For quite a few years in the early 2000s, my wife and I would follow my cousin’s travel hockey team. Specifically, his team played annual tournaments in Massachusetts and we always stayed in Framingham, which is where Jack’s Abby is located. Unfortunately, our “hockey groupie” days were both before Jacks Abby existed and before I had this deep an understanding and enjoyment of Craft Beer. Jack’s Abby may be the Massachusetts brewery, in a state rich with iconic breweries, I want to visit most.

Owner Jack Hendler chatted with Jamie Bogner on episode 59 of the Craft Beer and Brewing podcast .

Schneider and Weisse/G. Schneider & Sohns | Kelheim, Bayern German | Established 1872 | Total Schneider & Sohns beers checked in to untappd: 6

Schneider’s lineup with new labels. Image courtesy of G. Schneider & Sohns

I took a look at the German breweries whose beers I’ve enjoyed and every one of the six beers I had from Schneider Wesse have been absolutely outstanding. Wheat beers (Hefeweizen, Dunkelweizen, Dopplebock, Eisbock, and Weizenbock primarily) are a German specialty and quite a few of the more well known German breweries (and likely double the amount of lesser known German breweries) brew wheat-only beers. From what I’ve consumed and  enjoyed, it is hard to argue few, if any, do it better than Schneider & Sohns.

Schneider & Sohns uses a numbering system for most of their beers, TAP 7, for example is their classic Hefeweizen, while TAP 3 is their designation for the alcohol-free beer.

It wasn’t too long ago when I first had their “Original” Hefeweizen, but it still stands out as one of the best Hefeweizens I’ve ever had. I wasn’t too familiar with the brewery at the time, but I saw an authentic German Hefeweizen on draught and I was extremely eager to get a pour. Their Weizenbock (TAP6) is maybe the best Weizenbock I can remember having. They also collaborated on a more hopped up Weizenbock with Brooklyn Brewery – Meine Hopfenweisse which is also delightful. Schneider & Sohns will brew a once a year specialty, barrel-aged Weizenbock beer they designate TAP X. I only had one of those, the one called “Marie’s Rendezvous” but I’m keeping an eye out for the next iteration.

Perhaps their crown jewel, in my opinion, is Aventinus Eisbock, one of the most unique styles of beer, the accidental beer.

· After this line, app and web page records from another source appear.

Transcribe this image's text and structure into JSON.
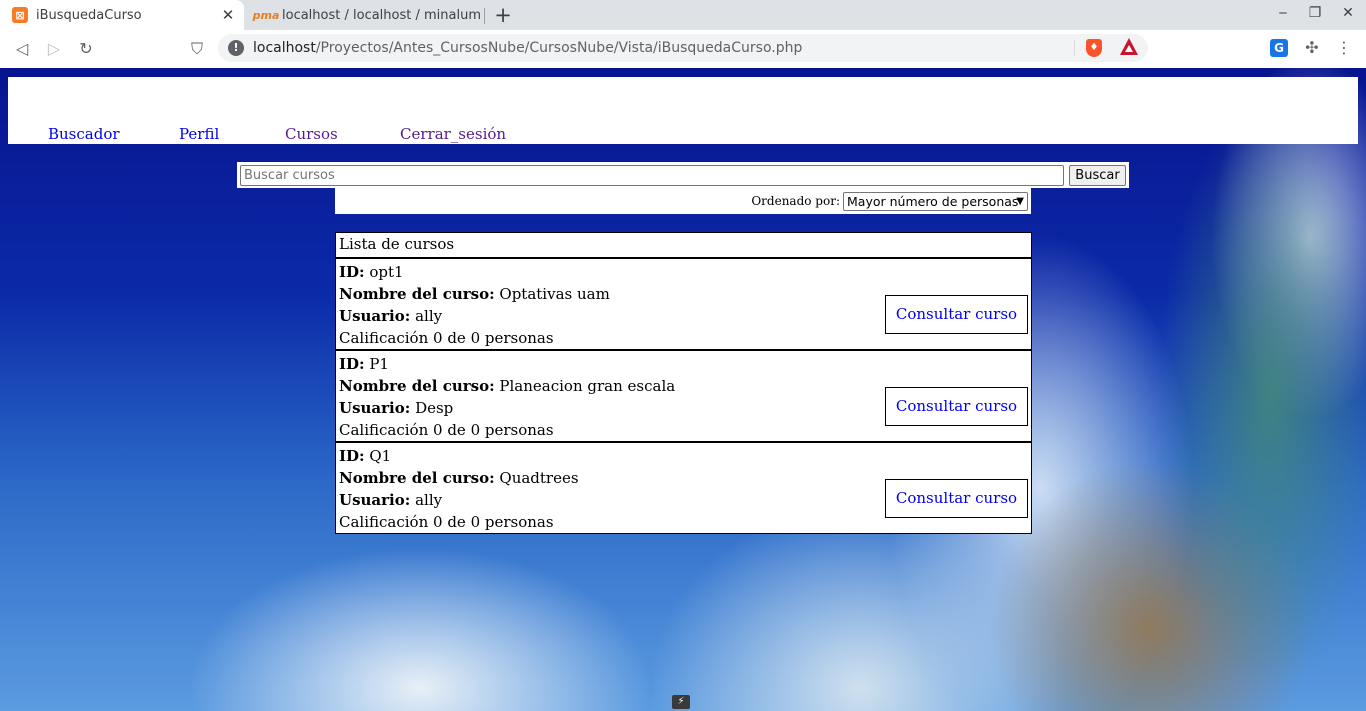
{
  "browser": {
    "tabs": [
      {
        "title": "iBusquedaCurso",
        "active": true,
        "favicon": "xampp-icon"
      },
      {
        "title": "localhost / localhost / minalum",
        "active": false,
        "favicon": "phpmyadmin-icon"
      }
    ],
    "url": {
      "host": "localhost",
      "path": "/Proyectos/Antes_CursosNube/CursosNube/Vista/iBusquedaCurso.php"
    }
  },
  "nav": {
    "links": [
      "Buscador",
      "Perfil",
      "Cursos",
      "Cerrar_sesión"
    ]
  },
  "search": {
    "placeholder": "Buscar cursos",
    "value": "",
    "button_label": "Buscar"
  },
  "sort": {
    "label": "Ordenado por:",
    "selected": "Mayor número de personas"
  },
  "results": {
    "heading": "Lista de cursos",
    "id_label": "ID:",
    "name_label": "Nombre del curso:",
    "user_label": "Usuario:",
    "consult_label": "Consultar curso",
    "courses": [
      {
        "id": "opt1",
        "name": "Optativas uam",
        "user": "ally",
        "rating": "Calificación 0 de 0 personas"
      },
      {
        "id": "P1",
        "name": "Planeacion gran escala",
        "user": "Desp",
        "rating": "Calificación 0 de 0 personas"
      },
      {
        "id": "Q1",
        "name": "Quadtrees",
        "user": "ally",
        "rating": "Calificación 0 de 0 personas"
      }
    ]
  },
  "colors": {
    "link": "#0000ee",
    "visited_link": "#551a8b",
    "background_sky": "#08148f"
  }
}
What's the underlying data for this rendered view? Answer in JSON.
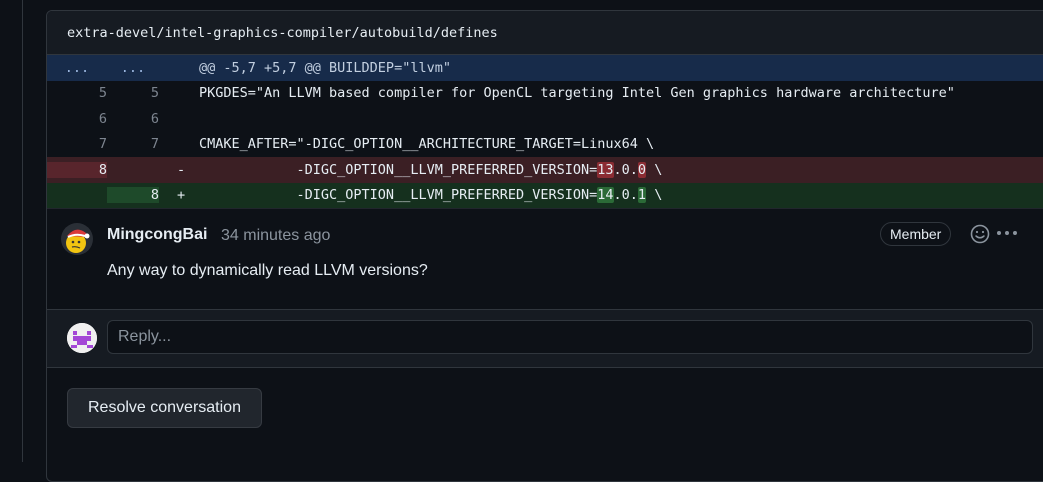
{
  "file": {
    "path": "extra-devel/intel-graphics-compiler/autobuild/defines"
  },
  "diff": {
    "hunk": {
      "left": "...",
      "right": "...",
      "text": "@@ -5,7 +5,7 @@ BUILDDEP=\"llvm\""
    },
    "lines": [
      {
        "left": "5",
        "right": "5",
        "marker": "",
        "code": "PKGDES=\"An LLVM based compiler for OpenCL targeting Intel Gen graphics hardware architecture\""
      },
      {
        "left": "6",
        "right": "6",
        "marker": "",
        "code": ""
      },
      {
        "left": "7",
        "right": "7",
        "marker": "",
        "code": "CMAKE_AFTER=\"-DIGC_OPTION__ARCHITECTURE_TARGET=Linux64 \\"
      }
    ],
    "deleted": {
      "left": "8",
      "right": "",
      "marker": "-",
      "prefix": "            -DIGC_OPTION__LLVM_PREFERRED_VERSION=",
      "hl1": "13",
      "mid": ".0.",
      "hl2": "0",
      "suffix": " \\"
    },
    "added": {
      "left": "",
      "right": "8",
      "marker": "+",
      "prefix": "            -DIGC_OPTION__LLVM_PREFERRED_VERSION=",
      "hl1": "14",
      "mid": ".0.",
      "hl2": "1",
      "suffix": " \\"
    }
  },
  "comment": {
    "author": "MingcongBai",
    "time": "34 minutes ago",
    "badge": "Member",
    "body": "Any way to dynamically read LLVM versions?",
    "icons": {
      "reaction": "smiley-icon",
      "more": "kebab-horizontal-icon"
    }
  },
  "reply": {
    "placeholder": "Reply..."
  },
  "actions": {
    "resolve_label": "Resolve conversation"
  },
  "colors": {
    "background": "#0d1117",
    "hunk_bg": "#172b4a",
    "deleted_bg": "#3b1f24",
    "added_bg": "#15301e"
  }
}
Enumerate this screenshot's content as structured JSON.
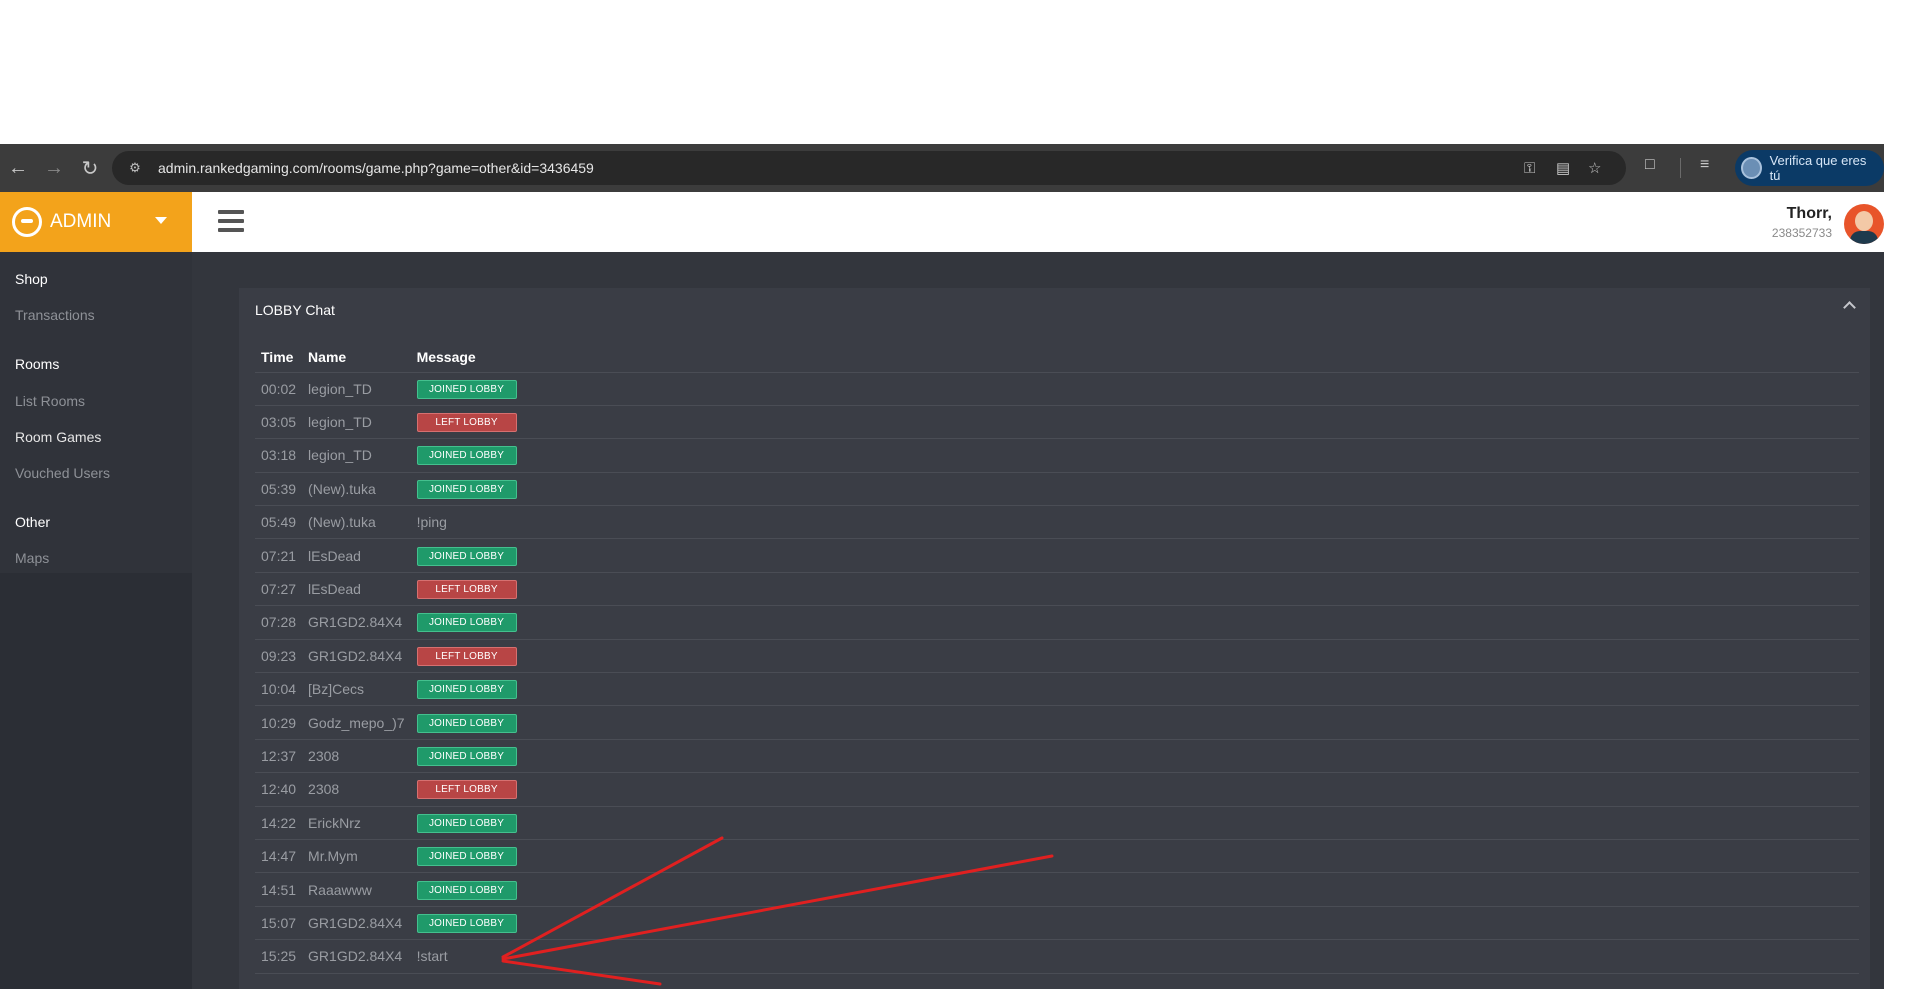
{
  "browser": {
    "url": "admin.rankedgaming.com/rooms/game.php?game=other&id=3436459",
    "verify_label": "Verifica que eres tú"
  },
  "brand": {
    "name": "ADMIN"
  },
  "user": {
    "name": "Thorr,",
    "id": "238352733"
  },
  "sidebar": {
    "sections": [
      {
        "label": "Shop",
        "items": [
          "Transactions"
        ]
      },
      {
        "label": "Rooms",
        "items": [
          "List Rooms",
          "Room Games",
          "Vouched Users"
        ]
      },
      {
        "label": "Other",
        "items": [
          "Maps"
        ]
      }
    ],
    "active_item": "Room Games"
  },
  "panel": {
    "title": "LOBBY Chat",
    "columns": [
      "Time",
      "Name",
      "Message"
    ],
    "rows": [
      {
        "time": "00:02",
        "name": "legion_TD",
        "message": "JOINED LOBBY",
        "kind": "joined"
      },
      {
        "time": "03:05",
        "name": "legion_TD",
        "message": "LEFT LOBBY",
        "kind": "left"
      },
      {
        "time": "03:18",
        "name": "legion_TD",
        "message": "JOINED LOBBY",
        "kind": "joined"
      },
      {
        "time": "05:39",
        "name": "(New).tuka",
        "message": "JOINED LOBBY",
        "kind": "joined"
      },
      {
        "time": "05:49",
        "name": "(New).tuka",
        "message": "!ping",
        "kind": "text"
      },
      {
        "time": "07:21",
        "name": "lEsDead",
        "message": "JOINED LOBBY",
        "kind": "joined"
      },
      {
        "time": "07:27",
        "name": "lEsDead",
        "message": "LEFT LOBBY",
        "kind": "left"
      },
      {
        "time": "07:28",
        "name": "GR1GD2.84X4",
        "message": "JOINED LOBBY",
        "kind": "joined"
      },
      {
        "time": "09:23",
        "name": "GR1GD2.84X4",
        "message": "LEFT LOBBY",
        "kind": "left"
      },
      {
        "time": "10:04",
        "name": "[Bz]Cecs",
        "message": "JOINED LOBBY",
        "kind": "joined"
      },
      {
        "time": "10:29",
        "name": "Godz_mepo_)7",
        "message": "JOINED LOBBY",
        "kind": "joined"
      },
      {
        "time": "12:37",
        "name": "2308",
        "message": "JOINED LOBBY",
        "kind": "joined"
      },
      {
        "time": "12:40",
        "name": "2308",
        "message": "LEFT LOBBY",
        "kind": "left"
      },
      {
        "time": "14:22",
        "name": "ErickNrz",
        "message": "JOINED LOBBY",
        "kind": "joined"
      },
      {
        "time": "14:47",
        "name": "Mr.Mym",
        "message": "JOINED LOBBY",
        "kind": "joined"
      },
      {
        "time": "14:51",
        "name": "Raaawww",
        "message": "JOINED LOBBY",
        "kind": "joined"
      },
      {
        "time": "15:07",
        "name": "GR1GD2.84X4",
        "message": "JOINED LOBBY",
        "kind": "joined"
      },
      {
        "time": "15:25",
        "name": "GR1GD2.84X4",
        "message": "!start",
        "kind": "text"
      }
    ]
  },
  "icons": [
    "back-icon",
    "forward-icon",
    "reload-icon",
    "site-info-icon",
    "key-icon",
    "translate-icon",
    "star-icon",
    "extensions-icon",
    "media-icon",
    "hamburger-icon",
    "chevron-up-icon"
  ],
  "colors": {
    "brand": "#f3a31b",
    "joined": "#1f9a6a",
    "left": "#b84545",
    "annotation": "#e02020"
  }
}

I touched up on the Eisbock style in my overview of Bocks, highlighting this beer specifically.

Image courtesy of Schneider & Sohns’s Web site

Here’s what G. Schneider & Sohns says about the beer:

Unfathomably sensuous

Magic and a black soul – the mahogany coloured, almost black “Eisbock” for sensuous indulgence, best served in a balloon glas. Matured in a special freezing process following a special recipe, with a soft, elegant body, but still intensive. Spicy flavours of plum, banana and clove reveal themselves along with a hint of bitter almond and marzipan. Tempting as digestif, to crepes, dark chocolate, Tiramisu and fully ripe parmesan cheese.

It is still one of the best beers I’ve ever had. A Top 10 all time for me. I’ve seen different vintages of this beer in stores, too, so I’m going to have to pick up some more soon.

That said, a trip to Germany would most likely include a trip to these fine purveyors of wheat beer